Murray Rob Roy McGregor

So many people have moved to Ottawa to work for government they sometimes act surprised when they meet Murray, an actual local-born Ottawan who grew up here along with the city itself. Murray discovered oral storytelling in 2010. At first he dabbled across the board telling all types of stories. More recently he has focused on local history and Scottish folklore. He enjoys researching and creating original stories and characters true to historical events.
Until recently Murray wrote and edited web content for government and business. Previously, he did a lot of reading in his own bookstore for 19 years. And in a former life, based in Toronto, he worked in film production, freelanced to CBC radio and wrote for magazines — all connected to telling stories in different ways.
Murray is a member of OttawaStorytellers and Storytellers of Canada. He has a BA in history and art history from Carleton. He is a fifth-generation Canadian from the Scottish Highlands. He loves smokey single malt whisky, dark coffee, dark chocolate and storytelling workshops amongst many other things.

Gianhi Tran & Elizabeth Trinh


Of Chinese-Vietnamese origin, Gianhi left Vietnam at the age of 5 with her three sisters and her parents to join her grandmother and aunt who were settled in Montreal.
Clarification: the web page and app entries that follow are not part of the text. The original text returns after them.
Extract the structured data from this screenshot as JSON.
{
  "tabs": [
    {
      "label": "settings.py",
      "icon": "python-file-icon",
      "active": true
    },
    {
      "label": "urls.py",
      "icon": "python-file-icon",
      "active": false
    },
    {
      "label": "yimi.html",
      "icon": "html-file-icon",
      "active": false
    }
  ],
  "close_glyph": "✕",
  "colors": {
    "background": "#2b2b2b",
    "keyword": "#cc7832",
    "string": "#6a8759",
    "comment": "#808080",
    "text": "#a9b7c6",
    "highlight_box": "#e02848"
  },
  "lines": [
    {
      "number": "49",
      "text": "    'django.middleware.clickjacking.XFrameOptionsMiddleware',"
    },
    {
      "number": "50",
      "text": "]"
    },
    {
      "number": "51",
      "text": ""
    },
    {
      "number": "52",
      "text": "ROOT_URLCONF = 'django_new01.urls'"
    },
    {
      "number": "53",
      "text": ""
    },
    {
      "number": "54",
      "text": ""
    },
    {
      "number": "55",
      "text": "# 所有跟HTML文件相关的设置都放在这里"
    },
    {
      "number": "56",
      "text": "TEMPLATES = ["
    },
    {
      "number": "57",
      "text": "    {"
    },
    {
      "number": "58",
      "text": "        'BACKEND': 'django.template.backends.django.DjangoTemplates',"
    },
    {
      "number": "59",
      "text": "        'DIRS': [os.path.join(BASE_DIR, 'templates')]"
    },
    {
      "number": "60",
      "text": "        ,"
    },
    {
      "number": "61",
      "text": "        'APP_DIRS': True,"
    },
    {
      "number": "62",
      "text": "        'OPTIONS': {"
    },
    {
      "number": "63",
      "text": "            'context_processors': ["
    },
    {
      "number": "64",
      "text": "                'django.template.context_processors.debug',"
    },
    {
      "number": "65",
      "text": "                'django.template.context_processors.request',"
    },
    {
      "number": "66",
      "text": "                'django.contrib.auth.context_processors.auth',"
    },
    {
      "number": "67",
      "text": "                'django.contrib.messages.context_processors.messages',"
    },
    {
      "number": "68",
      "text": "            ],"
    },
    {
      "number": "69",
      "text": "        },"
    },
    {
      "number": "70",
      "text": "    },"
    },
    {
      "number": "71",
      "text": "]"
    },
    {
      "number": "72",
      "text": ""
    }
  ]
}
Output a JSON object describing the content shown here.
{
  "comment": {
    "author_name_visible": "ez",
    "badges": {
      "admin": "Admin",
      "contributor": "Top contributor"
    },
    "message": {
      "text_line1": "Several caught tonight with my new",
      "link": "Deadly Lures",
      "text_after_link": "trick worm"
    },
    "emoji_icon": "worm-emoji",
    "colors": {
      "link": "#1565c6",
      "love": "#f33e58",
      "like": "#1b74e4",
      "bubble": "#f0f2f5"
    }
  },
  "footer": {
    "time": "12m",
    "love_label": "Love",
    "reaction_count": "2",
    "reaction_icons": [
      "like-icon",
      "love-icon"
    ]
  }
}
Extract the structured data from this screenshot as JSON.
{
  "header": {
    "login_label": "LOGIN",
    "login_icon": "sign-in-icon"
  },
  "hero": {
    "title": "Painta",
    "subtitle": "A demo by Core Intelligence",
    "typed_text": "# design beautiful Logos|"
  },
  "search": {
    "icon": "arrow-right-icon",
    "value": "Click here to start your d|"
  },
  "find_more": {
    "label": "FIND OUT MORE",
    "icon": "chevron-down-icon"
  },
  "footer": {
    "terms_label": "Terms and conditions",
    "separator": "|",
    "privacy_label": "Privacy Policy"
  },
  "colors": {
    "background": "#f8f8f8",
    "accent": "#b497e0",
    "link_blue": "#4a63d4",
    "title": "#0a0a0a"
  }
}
With an increasing fascination for the issue of multiple identities, her current interest lies in the reality of ethnic communities in pluralistic societies and the legacy of cultural values of immigrants parents to their children.

Born and raised in Montreal, Elizabeth’s first memorable experiences with stories were Disney animations, watching Chinese soap operas with her parents, and spending time in the library. She is content when she connects with others and when she can briefly “step in their shoes” to understand where they come from. Every time, she gets to experience a different life…

In Cantonese, maternal grandmother is called A pò and paternal grandmother is called A mā. In creating a series of short video clips highlighting A pò and A mā and their knowledge of traditional remedies, not only do Gianhi and Elizabeth seek to share their tips to fight colds or their solutions to soothe a broken heart, but they especially strive to learn these excerpts of stories and memories that are such a significant part of these women.